## TASK TO CARRY OUT
Would you return the data below exactly as it stands, with every picture left out?

## INFORMATION SHOWN
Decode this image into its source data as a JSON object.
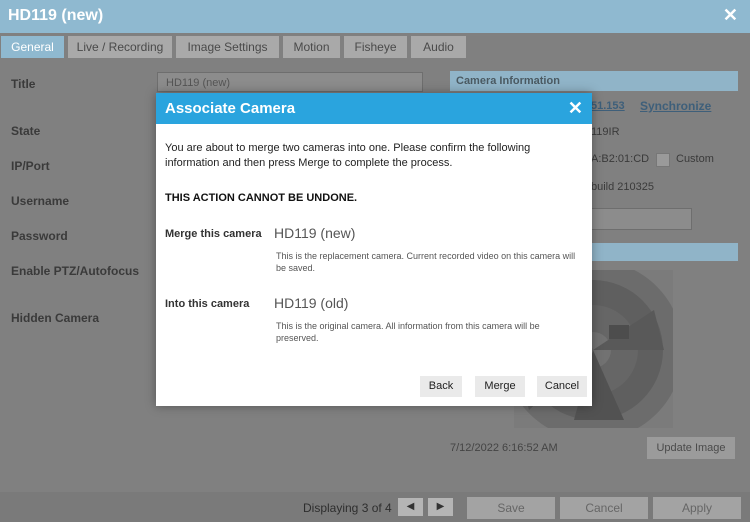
{
  "window": {
    "title": "HD119 (new)"
  },
  "tabs": [
    {
      "label": "General",
      "active": true
    },
    {
      "label": "Live / Recording"
    },
    {
      "label": "Image Settings"
    },
    {
      "label": "Motion"
    },
    {
      "label": "Fisheye"
    },
    {
      "label": "Audio"
    }
  ],
  "form": {
    "labels": {
      "title": "Title",
      "state": "State",
      "ip_port": "IP/Port",
      "username": "Username",
      "password": "Password",
      "ptz": "Enable PTZ/Autofocus",
      "hidden": "Hidden Camera"
    },
    "title_value": "HD119 (new)"
  },
  "camera_info": {
    "header": "Camera Information",
    "ip_fragment": "51.153",
    "synchronize": "Synchronize",
    "model_fragment": "119IR",
    "mac_fragment": "A:B2:01:CD",
    "custom_label": "Custom",
    "build_fragment": "build 210325"
  },
  "preview": {
    "timestamp": "7/12/2022 6:16:52 AM",
    "update_button": "Update Image"
  },
  "footer": {
    "displaying": "Displaying 3 of 4",
    "save": "Save",
    "cancel": "Cancel",
    "apply": "Apply"
  },
  "dialog": {
    "title": "Associate Camera",
    "message": "You are about to merge two cameras into one. Please confirm the following information and then press Merge to complete the process.",
    "warning": "THIS ACTION CANNOT BE UNDONE.",
    "merge_label": "Merge this camera",
    "merge_name": "HD119 (new)",
    "merge_desc": "This is the replacement camera. Current recorded video on this camera will be saved.",
    "into_label": "Into this camera",
    "into_name": "HD119 (old)",
    "into_desc": "This is the original camera. All information from this camera will be preserved.",
    "back": "Back",
    "merge": "Merge",
    "cancel": "Cancel"
  },
  "colors": {
    "accent": "#2aa4de",
    "titlebar": "#8fb9d0",
    "overlay": "#808080"
  }
}
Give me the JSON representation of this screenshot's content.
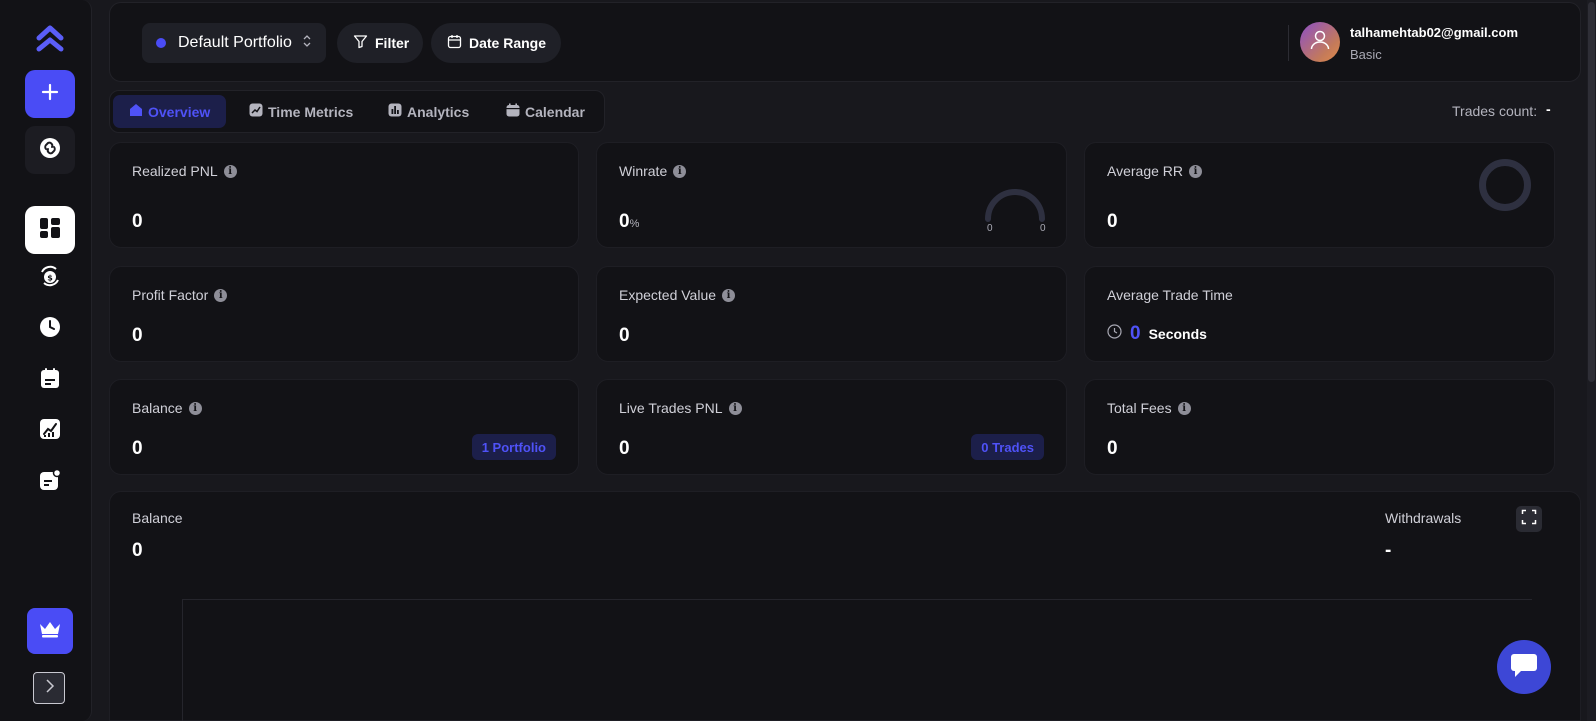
{
  "sidebar": {
    "logo_icon": "app-logo-icon",
    "items": [
      {
        "icon": "plus-icon"
      },
      {
        "icon": "link-icon"
      },
      {
        "icon": "dashboard-icon"
      },
      {
        "icon": "trades-cycle-icon"
      },
      {
        "icon": "clock-icon"
      },
      {
        "icon": "calendar-note-icon"
      },
      {
        "icon": "chart-growth-icon"
      },
      {
        "icon": "notes-icon"
      }
    ],
    "crown_icon": "crown-icon",
    "expand_icon": "chevron-right-icon"
  },
  "header": {
    "portfolio": "Default Portfolio",
    "filter_label": "Filter",
    "date_range_label": "Date Range",
    "user_email": "talhamehtab02@gmail.com",
    "user_plan": "Basic"
  },
  "tabs": [
    {
      "label": "Overview",
      "active": true
    },
    {
      "label": "Time Metrics"
    },
    {
      "label": "Analytics"
    },
    {
      "label": "Calendar"
    }
  ],
  "trades_count": {
    "label": "Trades count:",
    "value": "-"
  },
  "cards": {
    "realized_pnl": {
      "label": "Realized PNL",
      "value": "0"
    },
    "winrate": {
      "label": "Winrate",
      "value": "0",
      "unit": "%",
      "gauge_min": "0",
      "gauge_max": "0"
    },
    "average_rr": {
      "label": "Average RR",
      "value": "0"
    },
    "profit_factor": {
      "label": "Profit Factor",
      "value": "0"
    },
    "expected_value": {
      "label": "Expected Value",
      "value": "0"
    },
    "average_trade_time": {
      "label": "Average Trade Time",
      "value": "0",
      "unit": "Seconds"
    },
    "balance": {
      "label": "Balance",
      "value": "0",
      "badge": "1 Portfolio"
    },
    "live_trades_pnl": {
      "label": "Live Trades PNL",
      "value": "0",
      "badge": "0 Trades"
    },
    "total_fees": {
      "label": "Total Fees",
      "value": "0"
    }
  },
  "balance_chart": {
    "label": "Balance",
    "value": "0",
    "withdrawals_label": "Withdrawals",
    "withdrawals_value": "-"
  },
  "colors": {
    "accent": "#4a4cf5",
    "background": "#18181d",
    "card": "#121216"
  }
}
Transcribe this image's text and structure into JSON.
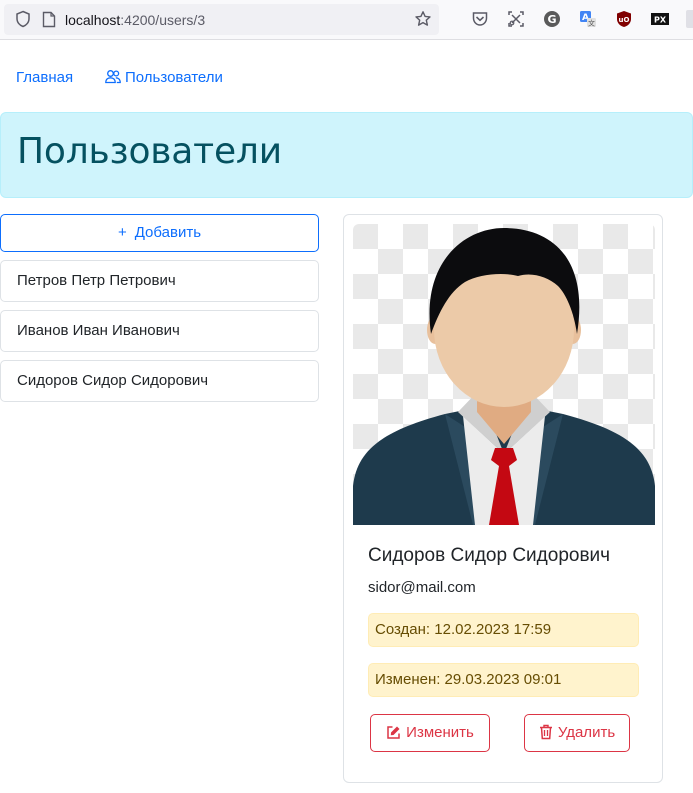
{
  "browser": {
    "url_host": "localhost",
    "url_path": ":4200/users/3"
  },
  "nav": {
    "home": "Главная",
    "users": "Пользователи"
  },
  "banner": {
    "title": "Пользователи"
  },
  "list": {
    "add_label": "Добавить",
    "items": [
      "Петров Петр Петрович",
      "Иванов Иван Иванович",
      "Сидоров Сидор Сидорович"
    ]
  },
  "card": {
    "name": "Сидоров Сидор Сидорович",
    "email": "sidor@mail.com",
    "created": "Создан: 12.02.2023 17:59",
    "updated": "Изменен: 29.03.2023 09:01",
    "edit_label": "Изменить",
    "delete_label": "Удалить"
  },
  "colors": {
    "primary": "#0d6efd",
    "danger": "#dc3545",
    "info_bg": "#cff4fc",
    "warning_bg": "#fff3cd"
  },
  "icons": [
    "shield-icon",
    "page-icon",
    "star-icon",
    "pocket-icon",
    "screenshot-icon",
    "grammarly-icon",
    "translate-icon",
    "ublock-icon",
    "px-icon",
    "users-icon",
    "plus-icon",
    "edit-icon",
    "trash-icon"
  ]
}
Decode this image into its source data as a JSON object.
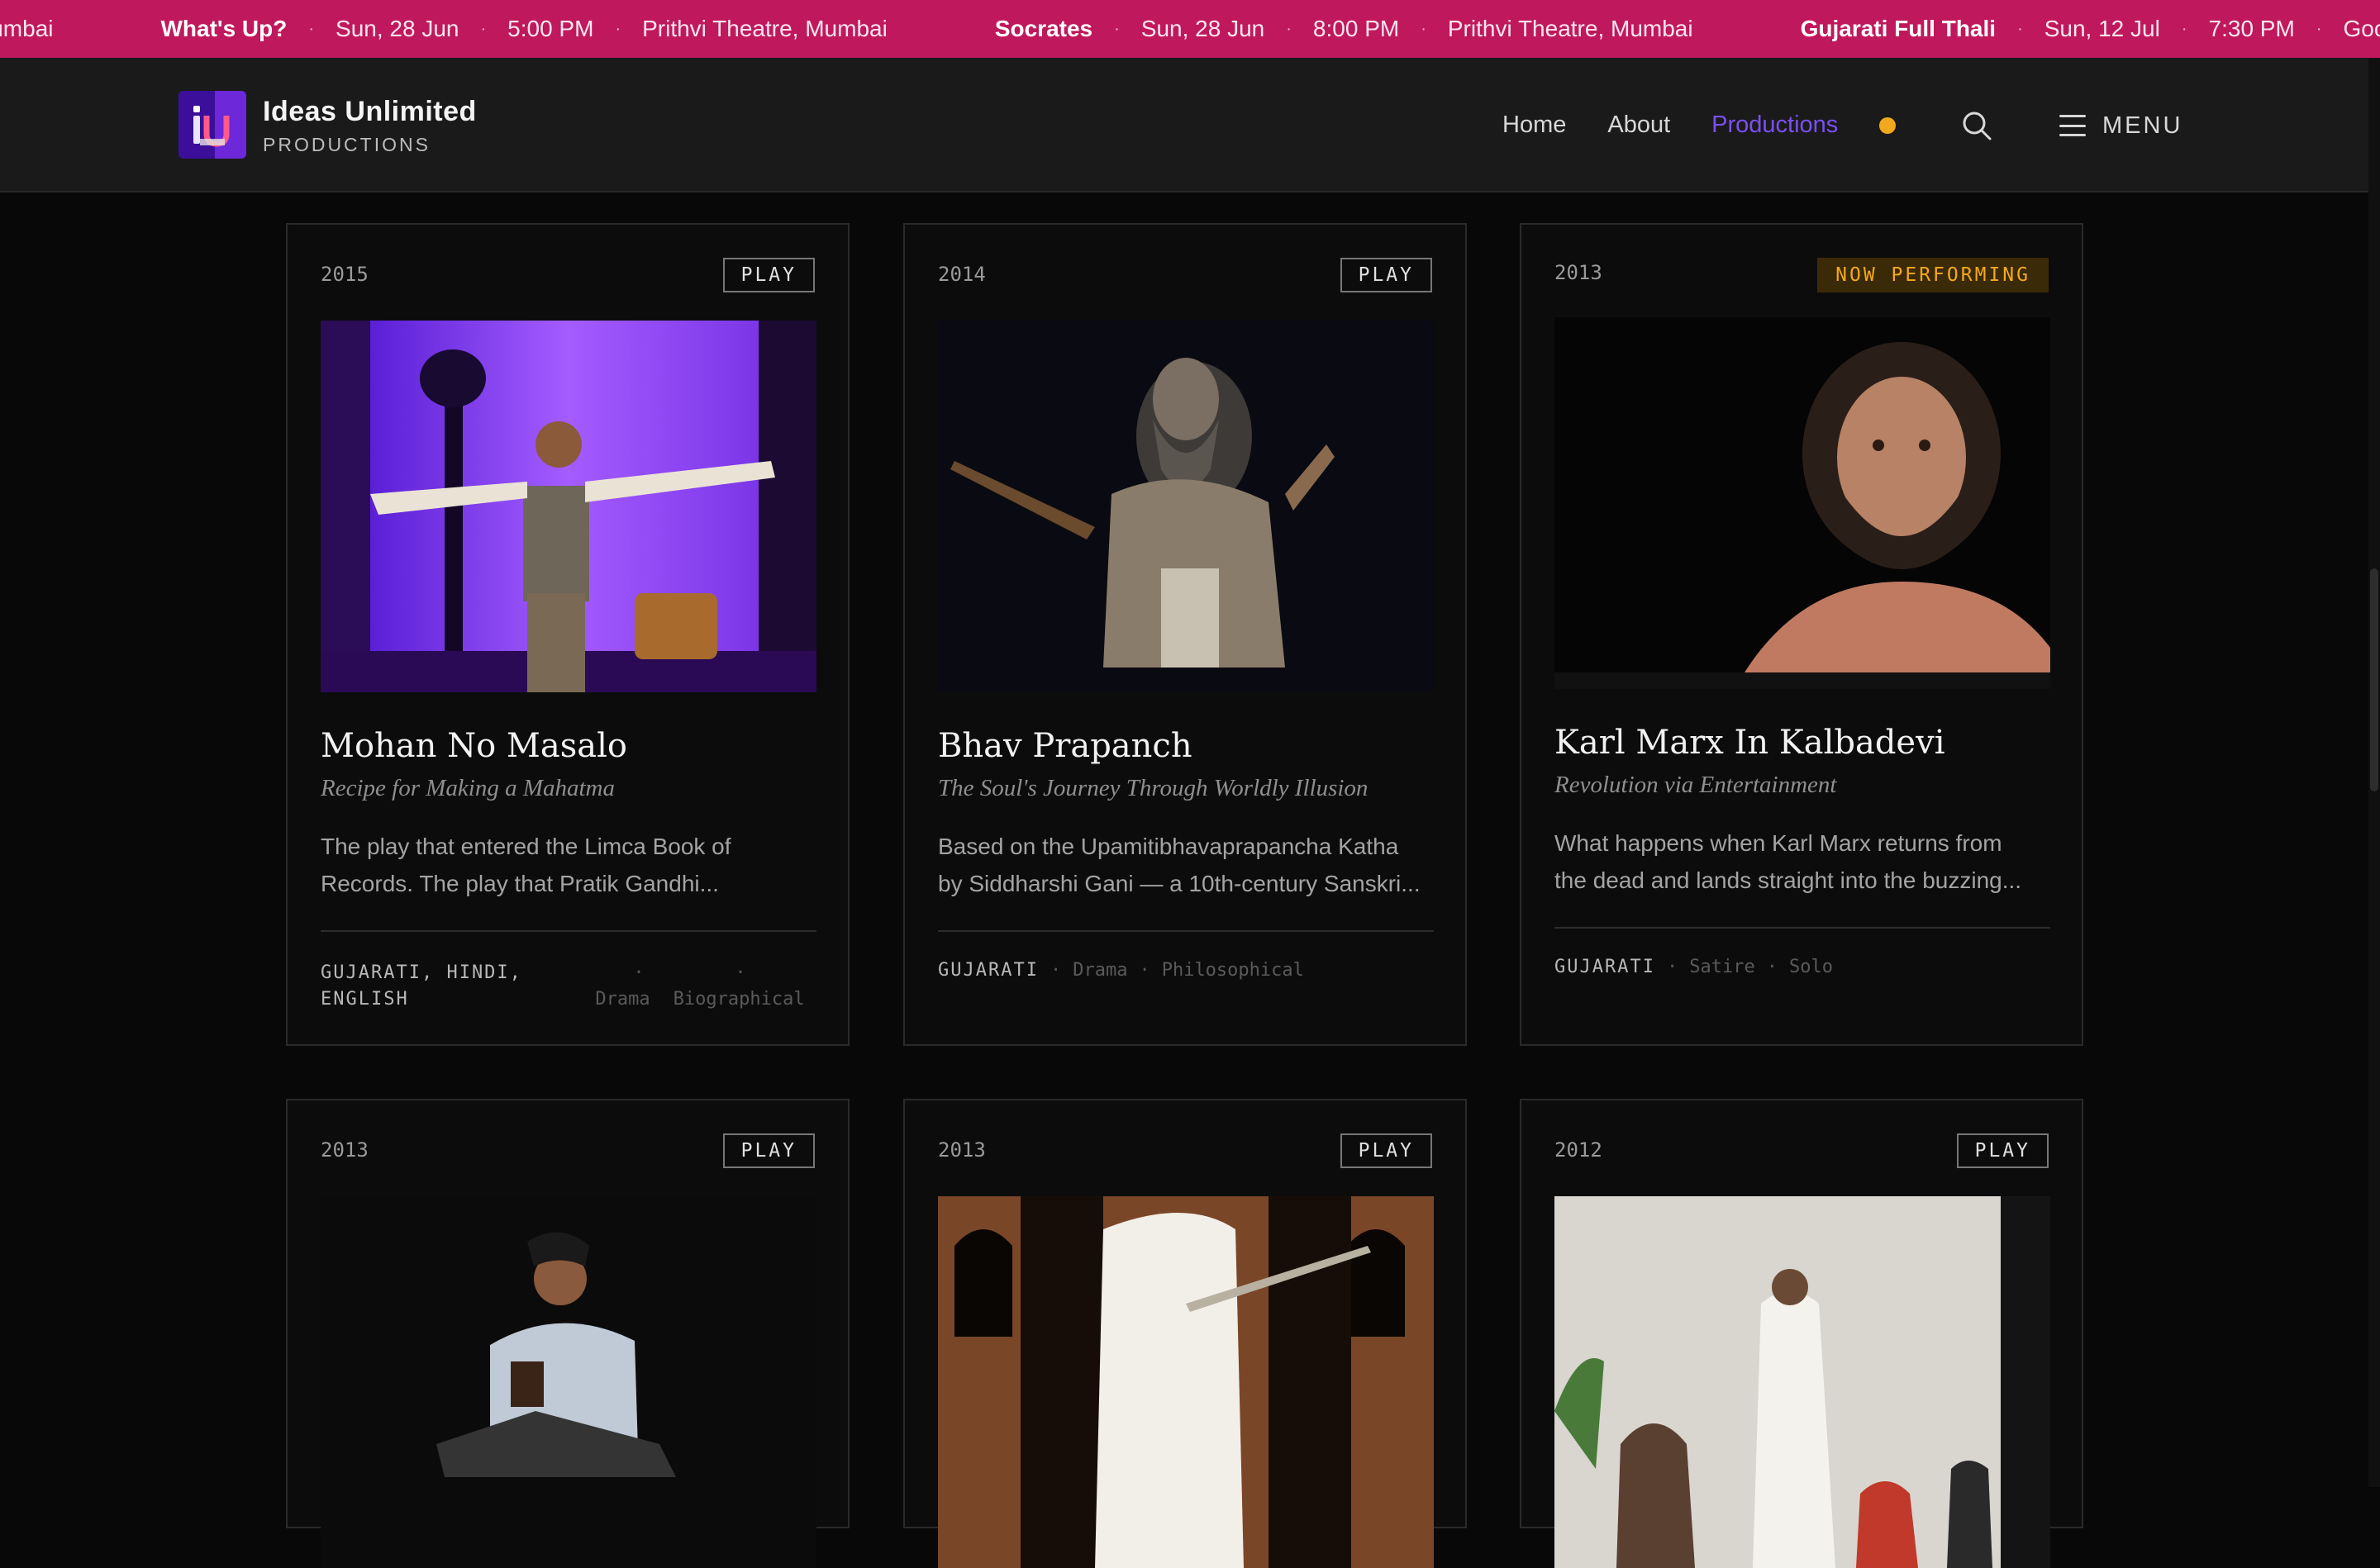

## YOUR SOLUTION
Decode this image into its source data as a JSON object.
{
  "window": {
    "title": "HD119 (new)"
  },
  "tabs": [
    {
      "label": "General",
      "active": true
    },
    {
      "label": "Live / Recording"
    },
    {
      "label": "Image Settings"
    },
    {
      "label": "Motion"
    },
    {
      "label": "Fisheye"
    },
    {
      "label": "Audio"
    }
  ],
  "form": {
    "labels": {
      "title": "Title",
      "state": "State",
      "ip_port": "IP/Port",
      "username": "Username",
      "password": "Password",
      "ptz": "Enable PTZ/Autofocus",
      "hidden": "Hidden Camera"
    },
    "title_value": "HD119 (new)"
  },
  "camera_info": {
    "header": "Camera Information",
    "ip_fragment": "51.153",
    "synchronize": "Synchronize",
    "model_fragment": "119IR",
    "mac_fragment": "A:B2:01:CD",
    "custom_label": "Custom",
    "build_fragment": "build 210325"
  },
  "preview": {
    "timestamp": "7/12/2022 6:16:52 AM",
    "update_button": "Update Image"
  },
  "footer": {
    "displaying": "Displaying 3 of 4",
    "save": "Save",
    "cancel": "Cancel",
    "apply": "Apply"
  },
  "dialog": {
    "title": "Associate Camera",
    "message": "You are about to merge two cameras into one. Please confirm the following information and then press Merge to complete the process.",
    "warning": "THIS ACTION CANNOT BE UNDONE.",
    "merge_label": "Merge this camera",
    "merge_name": "HD119 (new)",
    "merge_desc": "This is the replacement camera. Current recorded video on this camera will be saved.",
    "into_label": "Into this camera",
    "into_name": "HD119 (old)",
    "into_desc": "This is the original camera. All information from this camera will be preserved.",
    "back": "Back",
    "merge": "Merge",
    "cancel": "Cancel"
  },
  "colors": {
    "accent": "#2aa4de",
    "titlebar": "#8fb9d0",
    "overlay": "#808080"
  }
}
Give me the JSON representation of this screenshot's content.
{
  "sidebar": {
    "logo_icon": "app-logo-icon",
    "items": [
      {
        "icon": "plus-icon"
      },
      {
        "icon": "link-icon"
      },
      {
        "icon": "dashboard-icon"
      },
      {
        "icon": "trades-cycle-icon"
      },
      {
        "icon": "clock-icon"
      },
      {
        "icon": "calendar-note-icon"
      },
      {
        "icon": "chart-growth-icon"
      },
      {
        "icon": "notes-icon"
      }
    ],
    "crown_icon": "crown-icon",
    "expand_icon": "chevron-right-icon"
  },
  "header": {
    "portfolio": "Default Portfolio",
    "filter_label": "Filter",
    "date_range_label": "Date Range",
    "user_email": "talhamehtab02@gmail.com",
    "user_plan": "Basic"
  },
  "tabs": [
    {
      "label": "Overview",
      "active": true
    },
    {
      "label": "Time Metrics"
    },
    {
      "label": "Analytics"
    },
    {
      "label": "Calendar"
    }
  ],
  "trades_count": {
    "label": "Trades count:",
    "value": "-"
  },
  "cards": {
    "realized_pnl": {
      "label": "Realized PNL",
      "value": "0"
    },
    "winrate": {
      "label": "Winrate",
      "value": "0",
      "unit": "%",
      "gauge_min": "0",
      "gauge_max": "0"
    },
    "average_rr": {
      "label": "Average RR",
      "value": "0"
    },
    "profit_factor": {
      "label": "Profit Factor",
      "value": "0"
    },
    "expected_value": {
      "label": "Expected Value",
      "value": "0"
    },
    "average_trade_time": {
      "label": "Average Trade Time",
      "value": "0",
      "unit": "Seconds"
    },
    "balance": {
      "label": "Balance",
      "value": "0",
      "badge": "1 Portfolio"
    },
    "live_trades_pnl": {
      "label": "Live Trades PNL",
      "value": "0",
      "badge": "0 Trades"
    },
    "total_fees": {
      "label": "Total Fees",
      "value": "0"
    }
  },
  "balance_chart": {
    "label": "Balance",
    "value": "0",
    "withdrawals_label": "Withdrawals",
    "withdrawals_value": "-"
  },
  "colors": {
    "accent": "#4a4cf5",
    "background": "#18181d",
    "card": "#121216"
  }
}
Transcribe this image's text and structure into JSON.
{
  "browser": {
    "url_host": "localhost",
    "url_path": ":4200/users/3"
  },
  "nav": {
    "home": "Главная",
    "users": "Пользователи"
  },
  "banner": {
    "title": "Пользователи"
  },
  "list": {
    "add_label": "Добавить",
    "items": [
      "Петров Петр Петрович",
      "Иванов Иван Иванович",
      "Сидоров Сидор Сидорович"
    ]
  },
  "card": {
    "name": "Сидоров Сидор Сидорович",
    "email": "sidor@mail.com",
    "created": "Создан: 12.02.2023 17:59",
    "updated": "Изменен: 29.03.2023 09:01",
    "edit_label": "Изменить",
    "delete_label": "Удалить"
  },
  "colors": {
    "primary": "#0d6efd",
    "danger": "#dc3545",
    "info_bg": "#cff4fc",
    "warning_bg": "#fff3cd"
  },
  "icons": [
    "shield-icon",
    "page-icon",
    "star-icon",
    "pocket-icon",
    "screenshot-icon",
    "grammarly-icon",
    "translate-icon",
    "ublock-icon",
    "px-icon",
    "users-icon",
    "plus-icon",
    "edit-icon",
    "trash-icon"
  ]
}
Decode this image into its source data as a JSON object.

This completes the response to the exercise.